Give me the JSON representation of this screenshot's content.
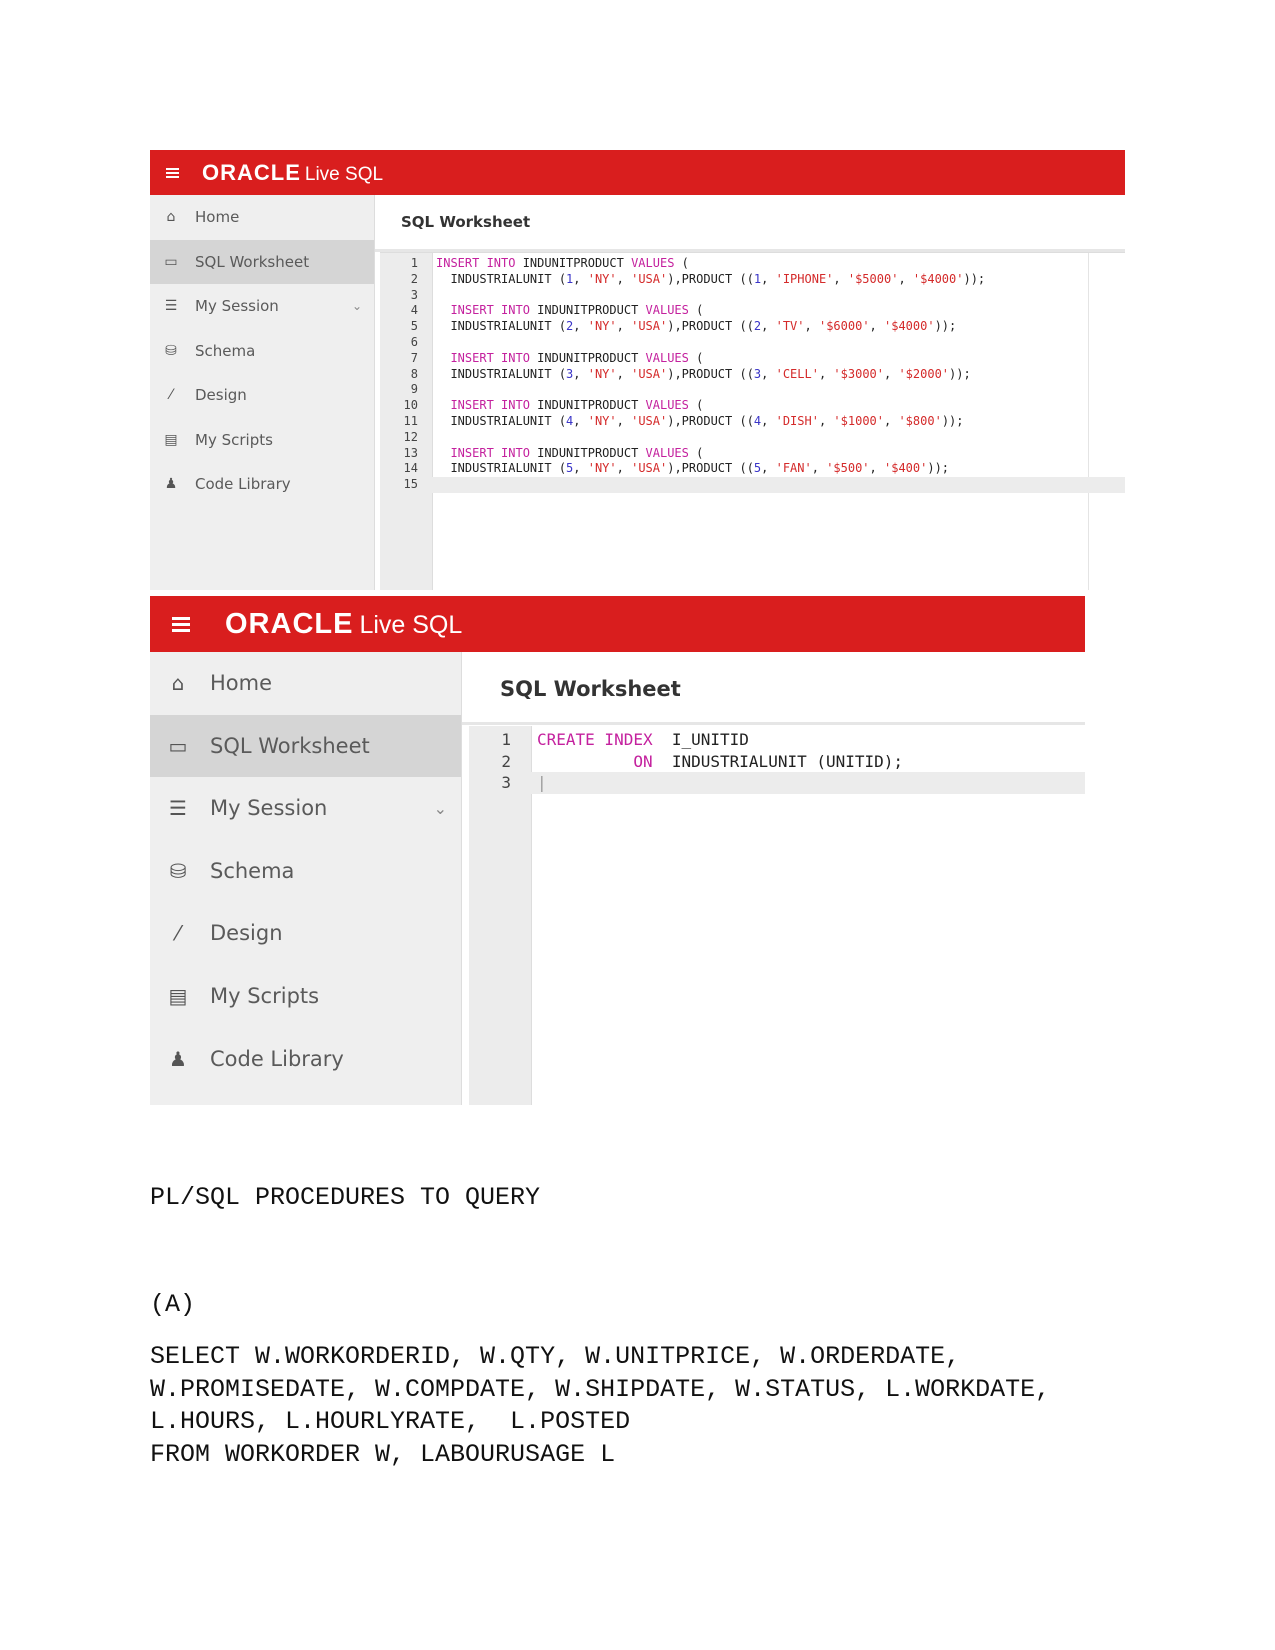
{
  "colors": {
    "header": "#d91e1e",
    "keyword": "#c4219e",
    "string": "#d42a2a",
    "number": "#3a35c8"
  },
  "app": {
    "logo": "ORACLE",
    "logo_suffix": "Live SQL"
  },
  "sidebar": {
    "items": [
      {
        "label": "Home",
        "icon": "home-icon"
      },
      {
        "label": "SQL Worksheet",
        "icon": "monitor-icon",
        "active": true
      },
      {
        "label": "My Session",
        "icon": "list-icon",
        "chevron": true
      },
      {
        "label": "Schema",
        "icon": "database-icon"
      },
      {
        "label": "Design",
        "icon": "wand-icon"
      },
      {
        "label": "My Scripts",
        "icon": "document-icon"
      },
      {
        "label": "Code Library",
        "icon": "users-icon"
      }
    ]
  },
  "worksheet_title": "SQL Worksheet",
  "editor1": {
    "current_line": 15,
    "lines": [
      [
        [
          "kw",
          "INSERT INTO"
        ],
        [
          "p",
          " INDUNITPRODUCT "
        ],
        [
          "kw",
          "VALUES"
        ],
        [
          "p",
          " ("
        ]
      ],
      [
        [
          "p",
          "  INDUSTRIALUNIT ("
        ],
        [
          "num",
          "1"
        ],
        [
          "p",
          ", "
        ],
        [
          "str",
          "'NY'"
        ],
        [
          "p",
          ", "
        ],
        [
          "str",
          "'USA'"
        ],
        [
          "p",
          "),PRODUCT (("
        ],
        [
          "num",
          "1"
        ],
        [
          "p",
          ", "
        ],
        [
          "str",
          "'IPHONE'"
        ],
        [
          "p",
          ", "
        ],
        [
          "str",
          "'$5000'"
        ],
        [
          "p",
          ", "
        ],
        [
          "str",
          "'$4000'"
        ],
        [
          "p",
          "));"
        ]
      ],
      [],
      [
        [
          "p",
          "  "
        ],
        [
          "kw",
          "INSERT INTO"
        ],
        [
          "p",
          " INDUNITPRODUCT "
        ],
        [
          "kw",
          "VALUES"
        ],
        [
          "p",
          " ("
        ]
      ],
      [
        [
          "p",
          "  INDUSTRIALUNIT ("
        ],
        [
          "num",
          "2"
        ],
        [
          "p",
          ", "
        ],
        [
          "str",
          "'NY'"
        ],
        [
          "p",
          ", "
        ],
        [
          "str",
          "'USA'"
        ],
        [
          "p",
          "),PRODUCT (("
        ],
        [
          "num",
          "2"
        ],
        [
          "p",
          ", "
        ],
        [
          "str",
          "'TV'"
        ],
        [
          "p",
          ", "
        ],
        [
          "str",
          "'$6000'"
        ],
        [
          "p",
          ", "
        ],
        [
          "str",
          "'$4000'"
        ],
        [
          "p",
          "));"
        ]
      ],
      [],
      [
        [
          "p",
          "  "
        ],
        [
          "kw",
          "INSERT INTO"
        ],
        [
          "p",
          " INDUNITPRODUCT "
        ],
        [
          "kw",
          "VALUES"
        ],
        [
          "p",
          " ("
        ]
      ],
      [
        [
          "p",
          "  INDUSTRIALUNIT ("
        ],
        [
          "num",
          "3"
        ],
        [
          "p",
          ", "
        ],
        [
          "str",
          "'NY'"
        ],
        [
          "p",
          ", "
        ],
        [
          "str",
          "'USA'"
        ],
        [
          "p",
          "),PRODUCT (("
        ],
        [
          "num",
          "3"
        ],
        [
          "p",
          ", "
        ],
        [
          "str",
          "'CELL'"
        ],
        [
          "p",
          ", "
        ],
        [
          "str",
          "'$3000'"
        ],
        [
          "p",
          ", "
        ],
        [
          "str",
          "'$2000'"
        ],
        [
          "p",
          "));"
        ]
      ],
      [],
      [
        [
          "p",
          "  "
        ],
        [
          "kw",
          "INSERT INTO"
        ],
        [
          "p",
          " INDUNITPRODUCT "
        ],
        [
          "kw",
          "VALUES"
        ],
        [
          "p",
          " ("
        ]
      ],
      [
        [
          "p",
          "  INDUSTRIALUNIT ("
        ],
        [
          "num",
          "4"
        ],
        [
          "p",
          ", "
        ],
        [
          "str",
          "'NY'"
        ],
        [
          "p",
          ", "
        ],
        [
          "str",
          "'USA'"
        ],
        [
          "p",
          "),PRODUCT (("
        ],
        [
          "num",
          "4"
        ],
        [
          "p",
          ", "
        ],
        [
          "str",
          "'DISH'"
        ],
        [
          "p",
          ", "
        ],
        [
          "str",
          "'$1000'"
        ],
        [
          "p",
          ", "
        ],
        [
          "str",
          "'$800'"
        ],
        [
          "p",
          "));"
        ]
      ],
      [],
      [
        [
          "p",
          "  "
        ],
        [
          "kw",
          "INSERT INTO"
        ],
        [
          "p",
          " INDUNITPRODUCT "
        ],
        [
          "kw",
          "VALUES"
        ],
        [
          "p",
          " ("
        ]
      ],
      [
        [
          "p",
          "  INDUSTRIALUNIT ("
        ],
        [
          "num",
          "5"
        ],
        [
          "p",
          ", "
        ],
        [
          "str",
          "'NY'"
        ],
        [
          "p",
          ", "
        ],
        [
          "str",
          "'USA'"
        ],
        [
          "p",
          "),PRODUCT (("
        ],
        [
          "num",
          "5"
        ],
        [
          "p",
          ", "
        ],
        [
          "str",
          "'FAN'"
        ],
        [
          "p",
          ", "
        ],
        [
          "str",
          "'$500'"
        ],
        [
          "p",
          ", "
        ],
        [
          "str",
          "'$400'"
        ],
        [
          "p",
          "));"
        ]
      ],
      []
    ]
  },
  "editor2": {
    "current_line": 3,
    "lines": [
      [
        [
          "kw",
          "CREATE INDEX"
        ],
        [
          "p",
          "  I_UNITID"
        ]
      ],
      [
        [
          "p",
          "          "
        ],
        [
          "kw",
          "ON"
        ],
        [
          "p",
          "  INDUSTRIALUNIT (UNITID);"
        ]
      ],
      []
    ]
  },
  "document": {
    "heading": "PL/SQL PROCEDURES TO QUERY",
    "label": "(A)",
    "sql_lines": [
      "SELECT W.WORKORDERID, W.QTY, W.UNITPRICE, W.ORDERDATE,",
      "W.PROMISEDATE, W.COMPDATE, W.SHIPDATE, W.STATUS, L.WORKDATE,",
      "L.HOURS, L.HOURLYRATE,  L.POSTED",
      "FROM WORKORDER W, LABOURUSAGE L"
    ]
  }
}
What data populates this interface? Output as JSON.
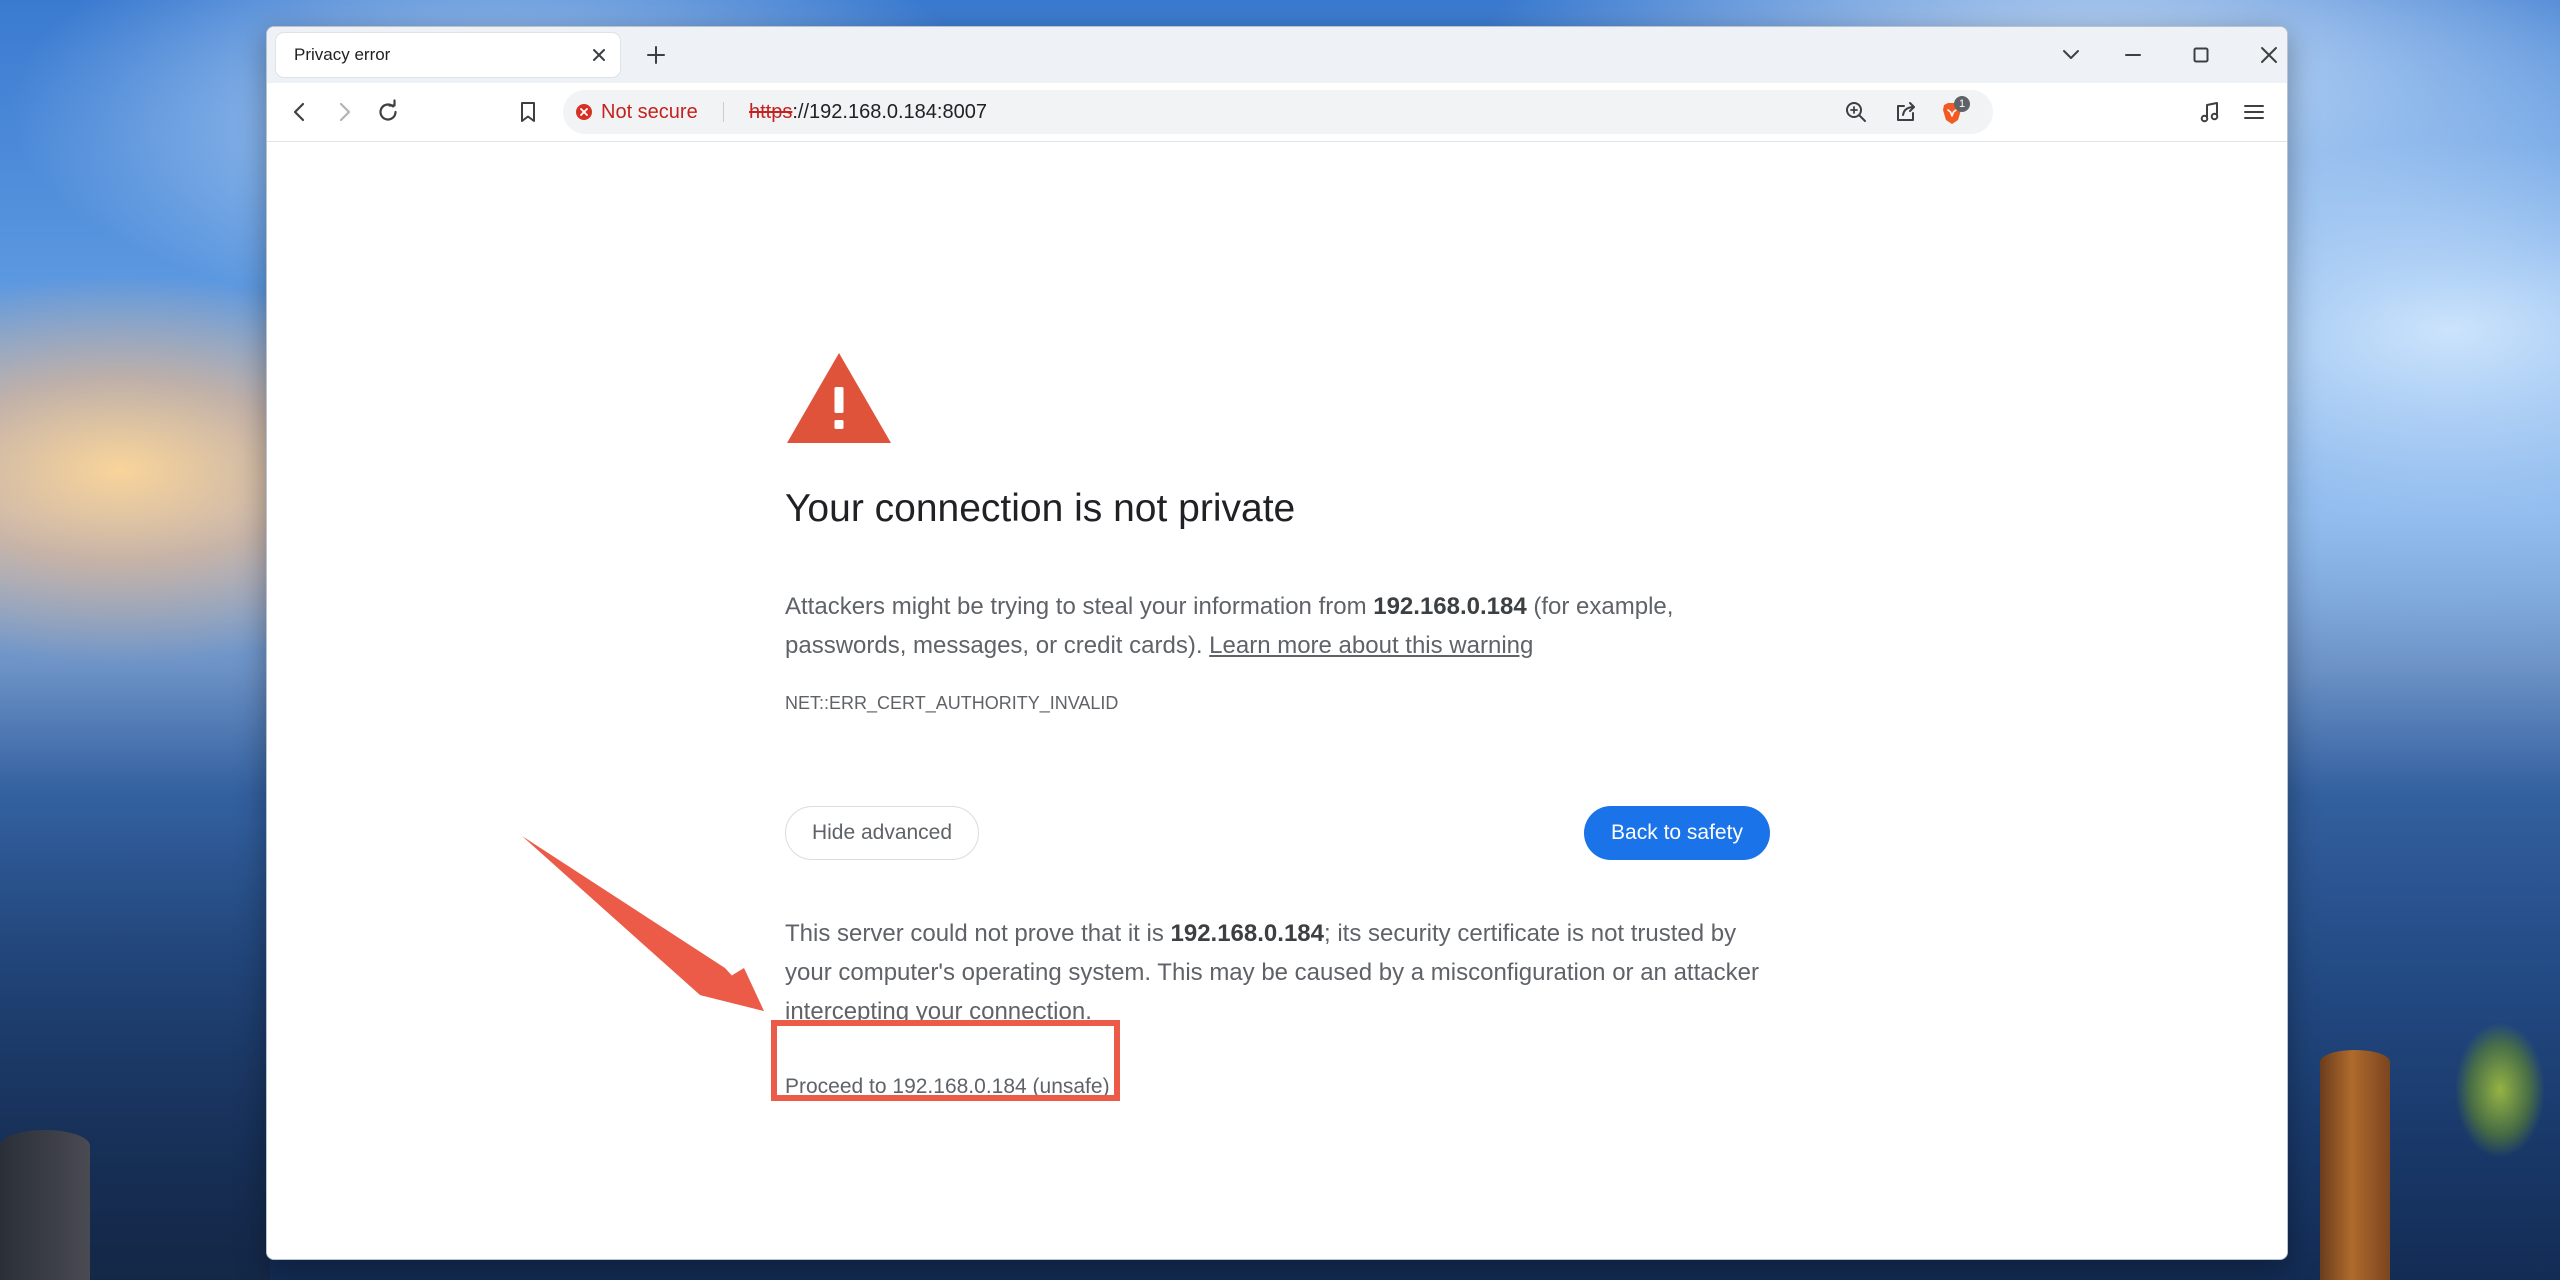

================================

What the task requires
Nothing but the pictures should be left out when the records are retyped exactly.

Answer space
Give me the JSON representation of this screenshot's content.
{
  "colors": {
    "header": "#d91e1e",
    "keyword": "#c4219e",
    "string": "#d42a2a",
    "number": "#3a35c8"
  },
  "app": {
    "logo": "ORACLE",
    "logo_suffix": "Live SQL"
  },
  "sidebar": {
    "items": [
      {
        "label": "Home",
        "icon": "home-icon"
      },
      {
        "label": "SQL Worksheet",
        "icon": "monitor-icon",
        "active": true
      },
      {
        "label": "My Session",
        "icon": "list-icon",
        "chevron": true
      },
      {
        "label": "Schema",
        "icon": "database-icon"
      },
      {
        "label": "Design",
        "icon": "wand-icon"
      },
      {
        "label": "My Scripts",
        "icon": "document-icon"
      },
      {
        "label": "Code Library",
        "icon": "users-icon"
      }
    ]
  },
  "worksheet_title": "SQL Worksheet",
  "editor1": {
    "current_line": 15,
    "lines": [
      [
        [
          "kw",
          "INSERT INTO"
        ],
        [
          "p",
          " INDUNITPRODUCT "
        ],
        [
          "kw",
          "VALUES"
        ],
        [
          "p",
          " ("
        ]
      ],
      [
        [
          "p",
          "  INDUSTRIALUNIT ("
        ],
        [
          "num",
          "1"
        ],
        [
          "p",
          ", "
        ],
        [
          "str",
          "'NY'"
        ],
        [
          "p",
          ", "
        ],
        [
          "str",
          "'USA'"
        ],
        [
          "p",
          "),PRODUCT (("
        ],
        [
          "num",
          "1"
        ],
        [
          "p",
          ", "
        ],
        [
          "str",
          "'IPHONE'"
        ],
        [
          "p",
          ", "
        ],
        [
          "str",
          "'$5000'"
        ],
        [
          "p",
          ", "
        ],
        [
          "str",
          "'$4000'"
        ],
        [
          "p",
          "));"
        ]
      ],
      [],
      [
        [
          "p",
          "  "
        ],
        [
          "kw",
          "INSERT INTO"
        ],
        [
          "p",
          " INDUNITPRODUCT "
        ],
        [
          "kw",
          "VALUES"
        ],
        [
          "p",
          " ("
        ]
      ],
      [
        [
          "p",
          "  INDUSTRIALUNIT ("
        ],
        [
          "num",
          "2"
        ],
        [
          "p",
          ", "
        ],
        [
          "str",
          "'NY'"
        ],
        [
          "p",
          ", "
        ],
        [
          "str",
          "'USA'"
        ],
        [
          "p",
          "),PRODUCT (("
        ],
        [
          "num",
          "2"
        ],
        [
          "p",
          ", "
        ],
        [
          "str",
          "'TV'"
        ],
        [
          "p",
          ", "
        ],
        [
          "str",
          "'$6000'"
        ],
        [
          "p",
          ", "
        ],
        [
          "str",
          "'$4000'"
        ],
        [
          "p",
          "));"
        ]
      ],
      [],
      [
        [
          "p",
          "  "
        ],
        [
          "kw",
          "INSERT INTO"
        ],
        [
          "p",
          " INDUNITPRODUCT "
        ],
        [
          "kw",
          "VALUES"
        ],
        [
          "p",
          " ("
        ]
      ],
      [
        [
          "p",
          "  INDUSTRIALUNIT ("
        ],
        [
          "num",
          "3"
        ],
        [
          "p",
          ", "
        ],
        [
          "str",
          "'NY'"
        ],
        [
          "p",
          ", "
        ],
        [
          "str",
          "'USA'"
        ],
        [
          "p",
          "),PRODUCT (("
        ],
        [
          "num",
          "3"
        ],
        [
          "p",
          ", "
        ],
        [
          "str",
          "'CELL'"
        ],
        [
          "p",
          ", "
        ],
        [
          "str",
          "'$3000'"
        ],
        [
          "p",
          ", "
        ],
        [
          "str",
          "'$2000'"
        ],
        [
          "p",
          "));"
        ]
      ],
      [],
      [
        [
          "p",
          "  "
        ],
        [
          "kw",
          "INSERT INTO"
        ],
        [
          "p",
          " INDUNITPRODUCT "
        ],
        [
          "kw",
          "VALUES"
        ],
        [
          "p",
          " ("
        ]
      ],
      [
        [
          "p",
          "  INDUSTRIALUNIT ("
        ],
        [
          "num",
          "4"
        ],
        [
          "p",
          ", "
        ],
        [
          "str",
          "'NY'"
        ],
        [
          "p",
          ", "
        ],
        [
          "str",
          "'USA'"
        ],
        [
          "p",
          "),PRODUCT (("
        ],
        [
          "num",
          "4"
        ],
        [
          "p",
          ", "
        ],
        [
          "str",
          "'DISH'"
        ],
        [
          "p",
          ", "
        ],
        [
          "str",
          "'$1000'"
        ],
        [
          "p",
          ", "
        ],
        [
          "str",
          "'$800'"
        ],
        [
          "p",
          "));"
        ]
      ],
      [],
      [
        [
          "p",
          "  "
        ],
        [
          "kw",
          "INSERT INTO"
        ],
        [
          "p",
          " INDUNITPRODUCT "
        ],
        [
          "kw",
          "VALUES"
        ],
        [
          "p",
          " ("
        ]
      ],
      [
        [
          "p",
          "  INDUSTRIALUNIT ("
        ],
        [
          "num",
          "5"
        ],
        [
          "p",
          ", "
        ],
        [
          "str",
          "'NY'"
        ],
        [
          "p",
          ", "
        ],
        [
          "str",
          "'USA'"
        ],
        [
          "p",
          "),PRODUCT (("
        ],
        [
          "num",
          "5"
        ],
        [
          "p",
          ", "
        ],
        [
          "str",
          "'FAN'"
        ],
        [
          "p",
          ", "
        ],
        [
          "str",
          "'$500'"
        ],
        [
          "p",
          ", "
        ],
        [
          "str",
          "'$400'"
        ],
        [
          "p",
          "));"
        ]
      ],
      []
    ]
  },
  "editor2": {
    "current_line": 3,
    "lines": [
      [
        [
          "kw",
          "CREATE INDEX"
        ],
        [
          "p",
          "  I_UNITID"
        ]
      ],
      [
        [
          "p",
          "          "
        ],
        [
          "kw",
          "ON"
        ],
        [
          "p",
          "  INDUSTRIALUNIT (UNITID);"
        ]
      ],
      []
    ]
  },
  "document": {
    "heading": "PL/SQL PROCEDURES TO QUERY",
    "label": "(A)",
    "sql_lines": [
      "SELECT W.WORKORDERID, W.QTY, W.UNITPRICE, W.ORDERDATE,",
      "W.PROMISEDATE, W.COMPDATE, W.SHIPDATE, W.STATUS, L.WORKDATE,",
      "L.HOURS, L.HOURLYRATE,  L.POSTED",
      "FROM WORKORDER W, LABOURUSAGE L"
    ]
  }
}
What data populates this interface? Output as JSON.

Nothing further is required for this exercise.